Signs of acid fog found on Mars
A planetary scientist has pieced together a compelling story about how acidic vapours may have eaten the rocks in a 100-acre area on Husband Hill in the Columbia Hills of Gusev Crater on Mars
Washington: A planetary scientist has pieced together a compelling story about how acidic vapours may have eaten the rocks in a 100-acre area on Husband Hill in the Columbia Hills of Gusev Crater on Mars.
Shoshanna Cole from the Cornell University used data gathered by multiple instruments on the 2003 Mars Exploration Rover Spirit to tease out information from exposures of the ancient bedrock. The work focused on the 'Watchtower Class' outcrops on Cumberland Ridge and the Husband Hill summit. By combining data from previous studies of the area on Mars, Cole saw some intriguing patterns emerge.
Spirit examined “Watchtower Class” rocks at a dozen locations spanning about 200 meters along Cumberland Ridge and the Husband Hill summit. Across Cumberland Ridge the data showed there was a surprisingly wide range in the proportion of oxidized iron to total iron, as if something had reacted with the iron in these rocks to different degrees.
Meanwhile, further data showed that the minerals within the rocks changed and lost their structure, becoming less crystalline and more amorphous. These trends match the size of small bumps, which Cole calls agglomerations, seen in Pancam and Microscopic Imager pictures of the rocks.
"So we can see the agglomerations progress in size from west to east and the iron changes in the same way," Cole said. "It was super cool." But the fact that the rocks were otherwise the same in composition indicates that they were originally identical.
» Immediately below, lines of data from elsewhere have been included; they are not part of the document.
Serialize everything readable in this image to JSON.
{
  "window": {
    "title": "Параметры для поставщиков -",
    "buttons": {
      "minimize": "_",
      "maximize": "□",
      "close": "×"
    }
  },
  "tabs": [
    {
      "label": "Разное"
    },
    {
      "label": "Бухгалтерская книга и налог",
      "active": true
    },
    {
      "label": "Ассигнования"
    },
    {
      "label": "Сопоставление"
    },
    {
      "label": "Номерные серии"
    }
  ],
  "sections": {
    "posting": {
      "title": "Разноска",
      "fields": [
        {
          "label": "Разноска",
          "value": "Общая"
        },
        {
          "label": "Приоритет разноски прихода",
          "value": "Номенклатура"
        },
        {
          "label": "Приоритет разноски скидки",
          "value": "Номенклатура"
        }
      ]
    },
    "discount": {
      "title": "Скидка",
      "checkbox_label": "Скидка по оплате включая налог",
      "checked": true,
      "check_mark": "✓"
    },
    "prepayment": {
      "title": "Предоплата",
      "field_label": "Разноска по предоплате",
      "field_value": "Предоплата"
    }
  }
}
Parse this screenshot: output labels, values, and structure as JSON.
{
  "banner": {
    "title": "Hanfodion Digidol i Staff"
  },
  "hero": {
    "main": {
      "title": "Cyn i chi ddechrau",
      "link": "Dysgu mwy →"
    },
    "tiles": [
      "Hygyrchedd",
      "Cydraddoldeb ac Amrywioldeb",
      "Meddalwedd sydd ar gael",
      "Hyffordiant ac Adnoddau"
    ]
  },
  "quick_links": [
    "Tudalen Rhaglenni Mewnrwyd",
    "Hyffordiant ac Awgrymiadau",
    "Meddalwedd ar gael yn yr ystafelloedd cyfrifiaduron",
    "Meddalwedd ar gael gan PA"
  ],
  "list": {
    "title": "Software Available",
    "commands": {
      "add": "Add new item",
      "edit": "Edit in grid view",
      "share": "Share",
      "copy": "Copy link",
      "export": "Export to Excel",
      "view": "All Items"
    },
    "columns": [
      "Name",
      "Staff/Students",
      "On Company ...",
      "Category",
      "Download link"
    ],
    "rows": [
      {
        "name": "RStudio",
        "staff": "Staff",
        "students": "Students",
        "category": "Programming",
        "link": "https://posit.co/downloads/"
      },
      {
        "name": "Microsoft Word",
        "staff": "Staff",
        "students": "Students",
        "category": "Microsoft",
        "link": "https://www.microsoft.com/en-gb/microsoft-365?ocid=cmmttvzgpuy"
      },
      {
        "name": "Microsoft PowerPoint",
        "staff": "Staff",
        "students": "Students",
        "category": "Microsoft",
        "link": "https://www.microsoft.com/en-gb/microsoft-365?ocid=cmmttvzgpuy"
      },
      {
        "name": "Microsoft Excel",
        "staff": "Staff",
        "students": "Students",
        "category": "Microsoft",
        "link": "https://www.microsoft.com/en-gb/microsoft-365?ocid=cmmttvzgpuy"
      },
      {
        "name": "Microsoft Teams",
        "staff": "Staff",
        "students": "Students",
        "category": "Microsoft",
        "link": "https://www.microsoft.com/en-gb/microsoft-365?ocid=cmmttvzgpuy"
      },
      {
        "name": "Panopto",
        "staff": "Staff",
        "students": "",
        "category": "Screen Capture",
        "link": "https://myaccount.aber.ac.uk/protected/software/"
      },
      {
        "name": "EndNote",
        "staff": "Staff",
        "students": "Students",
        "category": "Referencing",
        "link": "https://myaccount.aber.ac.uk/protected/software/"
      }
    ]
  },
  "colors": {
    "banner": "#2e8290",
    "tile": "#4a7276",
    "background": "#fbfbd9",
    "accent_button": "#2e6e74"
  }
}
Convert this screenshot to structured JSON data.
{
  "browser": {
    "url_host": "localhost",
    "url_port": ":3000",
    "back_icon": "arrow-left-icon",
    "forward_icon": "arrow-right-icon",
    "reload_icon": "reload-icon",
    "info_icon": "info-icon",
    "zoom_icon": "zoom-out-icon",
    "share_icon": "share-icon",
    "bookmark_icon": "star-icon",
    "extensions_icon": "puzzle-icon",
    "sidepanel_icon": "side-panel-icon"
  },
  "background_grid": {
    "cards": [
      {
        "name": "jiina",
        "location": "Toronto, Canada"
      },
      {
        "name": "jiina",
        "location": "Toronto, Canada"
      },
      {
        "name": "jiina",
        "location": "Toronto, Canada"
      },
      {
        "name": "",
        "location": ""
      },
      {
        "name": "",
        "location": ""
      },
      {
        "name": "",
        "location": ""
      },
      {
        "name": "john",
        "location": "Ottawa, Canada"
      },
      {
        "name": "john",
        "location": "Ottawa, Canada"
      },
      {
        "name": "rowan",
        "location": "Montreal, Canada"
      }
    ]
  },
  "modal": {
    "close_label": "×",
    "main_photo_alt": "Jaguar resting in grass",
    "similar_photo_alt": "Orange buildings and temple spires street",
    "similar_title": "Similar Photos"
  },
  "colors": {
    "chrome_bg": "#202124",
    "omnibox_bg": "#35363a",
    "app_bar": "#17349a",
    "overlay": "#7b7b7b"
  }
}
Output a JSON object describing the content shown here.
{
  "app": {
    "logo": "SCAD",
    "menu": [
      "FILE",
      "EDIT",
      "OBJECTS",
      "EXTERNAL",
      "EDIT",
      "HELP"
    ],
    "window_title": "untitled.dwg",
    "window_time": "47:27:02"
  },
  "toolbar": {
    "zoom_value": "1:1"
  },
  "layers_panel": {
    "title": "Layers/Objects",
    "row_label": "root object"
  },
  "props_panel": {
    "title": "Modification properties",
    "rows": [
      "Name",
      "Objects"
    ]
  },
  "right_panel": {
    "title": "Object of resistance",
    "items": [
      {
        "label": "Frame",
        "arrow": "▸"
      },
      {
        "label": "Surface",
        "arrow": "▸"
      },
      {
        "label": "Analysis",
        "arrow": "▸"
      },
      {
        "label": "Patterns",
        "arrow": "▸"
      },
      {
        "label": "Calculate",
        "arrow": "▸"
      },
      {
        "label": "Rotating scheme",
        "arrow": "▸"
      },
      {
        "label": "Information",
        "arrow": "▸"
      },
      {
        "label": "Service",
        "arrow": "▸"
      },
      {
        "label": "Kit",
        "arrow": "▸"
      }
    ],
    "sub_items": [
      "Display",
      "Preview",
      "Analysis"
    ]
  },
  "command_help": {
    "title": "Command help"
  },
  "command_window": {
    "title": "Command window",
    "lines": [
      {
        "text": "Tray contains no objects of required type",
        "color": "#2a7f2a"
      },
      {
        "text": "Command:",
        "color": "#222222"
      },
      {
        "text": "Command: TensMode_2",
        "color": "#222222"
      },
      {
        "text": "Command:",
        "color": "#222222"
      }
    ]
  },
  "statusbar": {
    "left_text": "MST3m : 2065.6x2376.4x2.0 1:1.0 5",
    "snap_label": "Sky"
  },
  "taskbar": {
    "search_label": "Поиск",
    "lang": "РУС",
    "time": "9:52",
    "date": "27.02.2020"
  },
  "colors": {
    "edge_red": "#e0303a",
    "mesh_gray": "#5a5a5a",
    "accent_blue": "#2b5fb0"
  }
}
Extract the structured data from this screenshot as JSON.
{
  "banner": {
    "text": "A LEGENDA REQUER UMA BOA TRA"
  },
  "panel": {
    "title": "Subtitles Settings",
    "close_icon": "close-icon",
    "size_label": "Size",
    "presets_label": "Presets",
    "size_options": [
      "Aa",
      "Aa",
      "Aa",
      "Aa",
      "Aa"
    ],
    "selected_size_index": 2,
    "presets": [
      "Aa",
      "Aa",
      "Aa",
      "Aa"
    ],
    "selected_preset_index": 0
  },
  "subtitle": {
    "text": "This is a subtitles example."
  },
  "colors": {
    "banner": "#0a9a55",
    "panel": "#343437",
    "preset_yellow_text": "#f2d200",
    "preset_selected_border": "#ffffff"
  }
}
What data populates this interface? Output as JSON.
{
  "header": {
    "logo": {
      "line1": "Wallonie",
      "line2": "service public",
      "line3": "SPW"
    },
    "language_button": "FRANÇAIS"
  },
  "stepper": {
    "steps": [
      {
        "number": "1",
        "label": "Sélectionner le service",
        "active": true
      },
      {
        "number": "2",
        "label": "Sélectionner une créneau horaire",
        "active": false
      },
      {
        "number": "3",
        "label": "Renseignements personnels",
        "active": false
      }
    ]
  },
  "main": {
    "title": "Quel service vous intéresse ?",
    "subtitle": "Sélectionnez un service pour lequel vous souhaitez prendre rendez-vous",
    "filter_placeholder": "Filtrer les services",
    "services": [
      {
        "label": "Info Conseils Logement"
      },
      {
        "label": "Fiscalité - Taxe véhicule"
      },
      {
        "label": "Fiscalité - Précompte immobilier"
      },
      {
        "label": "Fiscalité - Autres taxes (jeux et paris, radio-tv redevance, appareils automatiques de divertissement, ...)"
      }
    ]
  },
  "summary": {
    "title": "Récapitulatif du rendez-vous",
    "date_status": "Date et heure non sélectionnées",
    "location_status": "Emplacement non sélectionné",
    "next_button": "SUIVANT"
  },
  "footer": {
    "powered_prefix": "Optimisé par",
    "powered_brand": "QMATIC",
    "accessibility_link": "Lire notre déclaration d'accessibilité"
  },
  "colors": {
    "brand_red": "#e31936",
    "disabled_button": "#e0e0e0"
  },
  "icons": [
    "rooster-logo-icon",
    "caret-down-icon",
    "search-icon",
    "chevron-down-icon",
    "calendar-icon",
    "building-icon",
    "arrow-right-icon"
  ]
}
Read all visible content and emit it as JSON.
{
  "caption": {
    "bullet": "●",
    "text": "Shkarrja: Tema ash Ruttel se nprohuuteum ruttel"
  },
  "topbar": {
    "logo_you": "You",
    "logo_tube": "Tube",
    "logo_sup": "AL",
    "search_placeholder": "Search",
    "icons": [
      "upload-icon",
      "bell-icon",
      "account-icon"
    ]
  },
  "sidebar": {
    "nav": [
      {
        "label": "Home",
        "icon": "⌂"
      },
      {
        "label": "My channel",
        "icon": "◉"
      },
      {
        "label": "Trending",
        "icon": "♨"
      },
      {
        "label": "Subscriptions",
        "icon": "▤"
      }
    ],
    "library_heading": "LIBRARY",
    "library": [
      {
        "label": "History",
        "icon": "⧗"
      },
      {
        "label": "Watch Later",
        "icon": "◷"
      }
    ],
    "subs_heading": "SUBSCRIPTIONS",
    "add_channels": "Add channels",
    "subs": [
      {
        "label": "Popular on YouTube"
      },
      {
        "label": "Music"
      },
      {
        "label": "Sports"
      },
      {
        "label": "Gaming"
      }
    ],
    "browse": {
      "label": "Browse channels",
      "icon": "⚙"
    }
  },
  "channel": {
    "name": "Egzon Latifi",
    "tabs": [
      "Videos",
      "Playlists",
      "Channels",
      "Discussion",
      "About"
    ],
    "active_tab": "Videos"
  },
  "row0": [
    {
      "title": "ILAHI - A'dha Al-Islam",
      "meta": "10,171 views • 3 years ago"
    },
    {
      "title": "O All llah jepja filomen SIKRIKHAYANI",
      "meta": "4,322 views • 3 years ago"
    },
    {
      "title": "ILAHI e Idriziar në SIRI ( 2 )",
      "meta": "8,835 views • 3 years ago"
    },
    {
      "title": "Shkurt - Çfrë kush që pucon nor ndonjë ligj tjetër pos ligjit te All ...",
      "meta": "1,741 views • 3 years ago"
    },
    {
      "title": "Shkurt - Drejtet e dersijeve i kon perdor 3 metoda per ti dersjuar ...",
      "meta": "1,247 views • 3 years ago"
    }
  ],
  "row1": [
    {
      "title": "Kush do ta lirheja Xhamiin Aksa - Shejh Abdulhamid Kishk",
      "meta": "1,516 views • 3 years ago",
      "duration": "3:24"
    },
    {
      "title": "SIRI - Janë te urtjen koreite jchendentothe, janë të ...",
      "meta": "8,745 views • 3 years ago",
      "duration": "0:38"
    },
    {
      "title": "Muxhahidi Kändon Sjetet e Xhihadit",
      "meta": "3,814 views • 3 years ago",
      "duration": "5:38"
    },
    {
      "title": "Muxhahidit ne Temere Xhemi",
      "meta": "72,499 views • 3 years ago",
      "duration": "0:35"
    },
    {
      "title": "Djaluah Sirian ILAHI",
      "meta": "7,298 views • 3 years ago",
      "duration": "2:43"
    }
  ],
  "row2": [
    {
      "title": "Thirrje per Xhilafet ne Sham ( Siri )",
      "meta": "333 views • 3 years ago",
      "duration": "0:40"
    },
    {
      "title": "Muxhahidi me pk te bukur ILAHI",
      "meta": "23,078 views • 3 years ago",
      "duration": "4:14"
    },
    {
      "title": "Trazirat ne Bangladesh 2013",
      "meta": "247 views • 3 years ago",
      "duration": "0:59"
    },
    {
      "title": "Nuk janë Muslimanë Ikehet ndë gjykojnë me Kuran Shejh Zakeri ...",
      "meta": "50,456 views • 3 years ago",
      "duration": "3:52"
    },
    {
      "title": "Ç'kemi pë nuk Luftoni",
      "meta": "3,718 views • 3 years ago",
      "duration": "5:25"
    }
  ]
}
"That makes us think that they were made of the same stuff when they started out. Then something happened to make them different from each other,” she noted. Cole hypothesises that the rocks were exposed to acidic water vapour from volcanic eruptions, similar to the corrosive volcanic smog that poses health hazards in Hawaii from the eruptions of Kilauea.
When the Martian smog landed on the surface of the rocks it dissolved some minerals, forming a gel. Then the water evaporated, leaving behind a cementing agent that resulted in the agglomerations. She presented the findings at the annual meeting of the Geological Society of America in Baltimore, Maryland, on November 2.